the enemy, and the nervousness caused by the many Copperhead papers opposed to the war, friendly to the South, or unfriendly to the government, led to much official criticism of mere news enterprise and to acts of suppression by the authorities. For instance General McClellan requested the War Department to suppress the New York Times for printing a map of the works and a statement of forces beyond the Potomac, no part of which had, in fact, come from other than public sources. The New York World and Journal of Commerce were suspended for several days because they unsuspectingly published a bogus presidential proclamation. The Chicago Times, a leading Copperhead paper, was forced to suspend publication for a short time because of disloyal utterances. The strong feeling engendered by the conflict led to many acts of mob violence against newspapers, most of them in smaller towns, and in the aggregate, scores of them were as a result suspended or destroyed, though relatively fewer fatalities resulted than from the earlier acts of violence against the abolitionist press. The most important mob attack on a great city paper was directed against the New York Tribune during the draft riots on 13 July, 1863.

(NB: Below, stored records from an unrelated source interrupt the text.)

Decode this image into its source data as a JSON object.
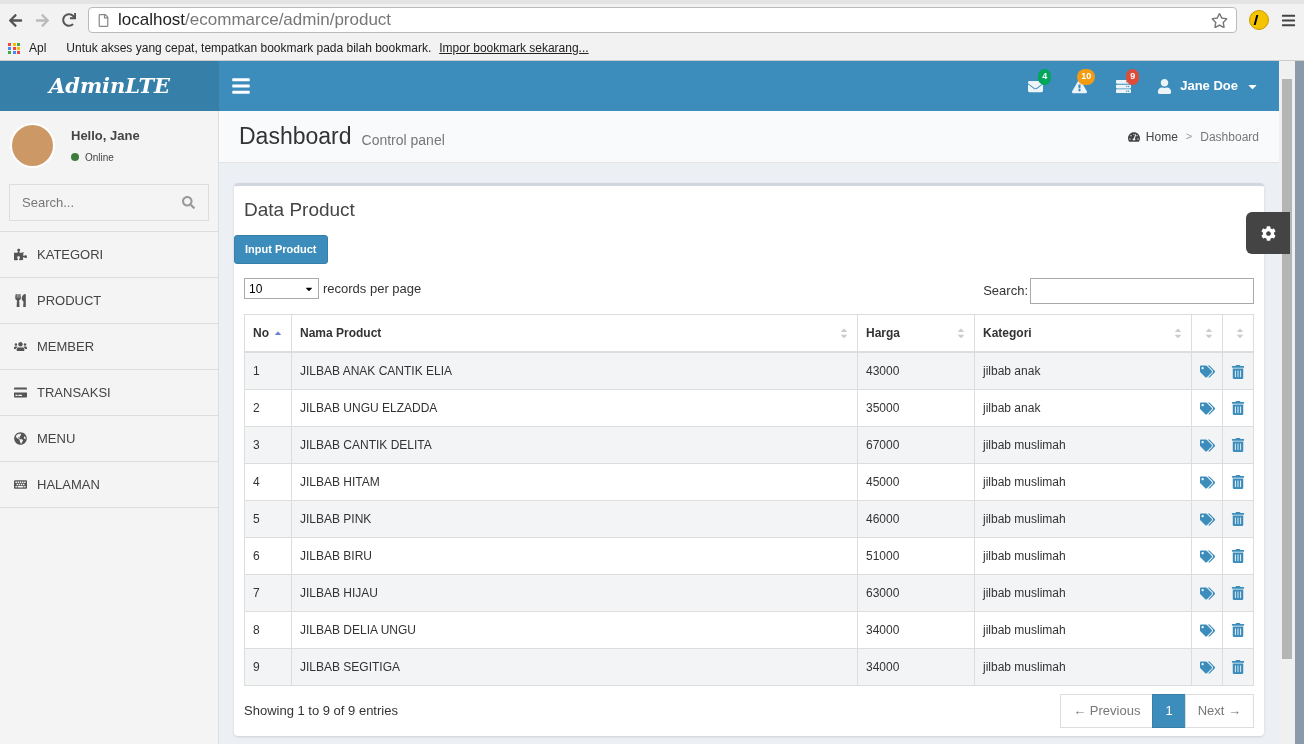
{
  "browser": {
    "url_host": "localhost",
    "url_path": "/ecommarce/admin/product",
    "apps_label": "Apl",
    "bookmark_hint": "Untuk akses yang cepat, tempatkan bookmark pada bilah bookmark.",
    "bookmark_link": "Impor bookmark sekarang..."
  },
  "header": {
    "logo": "AdminLTE",
    "notifications": [
      {
        "kind": "mail",
        "count": "4",
        "color": "#00a65a"
      },
      {
        "kind": "warning",
        "count": "10",
        "color": "#f39c12"
      },
      {
        "kind": "tasks",
        "count": "9",
        "color": "#dd4b39"
      }
    ],
    "user": "Jane Doe"
  },
  "sidebar": {
    "greeting": "Hello, Jane",
    "status": "Online",
    "search": {
      "placeholder": "Search..."
    },
    "items": [
      {
        "label": "KATEGORI"
      },
      {
        "label": "PRODUCT"
      },
      {
        "label": "MEMBER"
      },
      {
        "label": "TRANSAKSI"
      },
      {
        "label": "MENU"
      },
      {
        "label": "HALAMAN"
      }
    ]
  },
  "page": {
    "title": "Dashboard",
    "subtitle": "Control panel",
    "breadcrumb_separator": ">",
    "breadcrumb": [
      {
        "label": "Home"
      },
      {
        "label": "Dashboard"
      }
    ]
  },
  "box": {
    "title": "Data Product",
    "button": "Input Product",
    "page_length": "10",
    "page_length_label": "records per page",
    "search_label": "Search:",
    "table": {
      "columns": [
        {
          "label": "No",
          "sorted": true
        },
        {
          "label": "Nama Product",
          "sorted": false
        },
        {
          "label": "Harga",
          "sorted": false
        },
        {
          "label": "Kategori",
          "sorted": false
        },
        {
          "sorted": false
        },
        {
          "sorted": false
        }
      ],
      "rows": [
        [
          "1",
          "JILBAB ANAK CANTIK ELIA",
          "43000",
          "jilbab anak"
        ],
        [
          "2",
          "JILBAB UNGU ELZADDA",
          "35000",
          "jilbab anak"
        ],
        [
          "3",
          "JILBAB CANTIK DELITA",
          "67000",
          "jilbab muslimah"
        ],
        [
          "4",
          "JILBAB HITAM",
          "45000",
          "jilbab muslimah"
        ],
        [
          "5",
          "JILBAB PINK",
          "46000",
          "jilbab muslimah"
        ],
        [
          "6",
          "JILBAB BIRU",
          "51000",
          "jilbab muslimah"
        ],
        [
          "7",
          "JILBAB HIJAU",
          "63000",
          "jilbab muslimah"
        ],
        [
          "8",
          "JILBAB DELIA UNGU",
          "34000",
          "jilbab muslimah"
        ],
        [
          "9",
          "JILBAB SEGITIGA",
          "34000",
          "jilbab muslimah"
        ]
      ]
    },
    "info": "Showing 1 to 9 of 9 entries",
    "pagination": [
      {
        "label": "← Previous",
        "selected": false,
        "disabled": true
      },
      {
        "label": "1",
        "selected": true,
        "disabled": false
      },
      {
        "label": "Next →",
        "selected": false,
        "disabled": true
      }
    ]
  }
}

It was not mere editorial arrogance or vanity that James Gordon Bennett displayed when at the outbreak of the war he assured President Lincoln of the support of the New York Herald. Lincoln's subsequent offer of the French mission to the erratic journalist vouches for that. For editorial influence was then at its greatest, and the power wielded by the leaders in the great era of personal journalism such men as Greeley, Bennett, Bowles, Raymond, Bryant, Schouler made government by newspapers something more than a phrase. The country was accustomed to a journalistic leadership in which it had faith. Not a few editors felt competent to instruct the government in both political and military affairs, and some undertook to do so, notably Horace Greeley, in the New York Tribune, to the clamour of which paper is attributed the ill-advised aggression which led to the defeat at Bull Run. Of all the editorials written during the war, Greeley's "The Prayer of Twenty Millions," printed in the Tribune on 20 August, 1862, is probably the most significant, not only because it indicates the tone assumed in many papers, but especially because it drew from President Lincoln a reply which defined more clearly than ever before his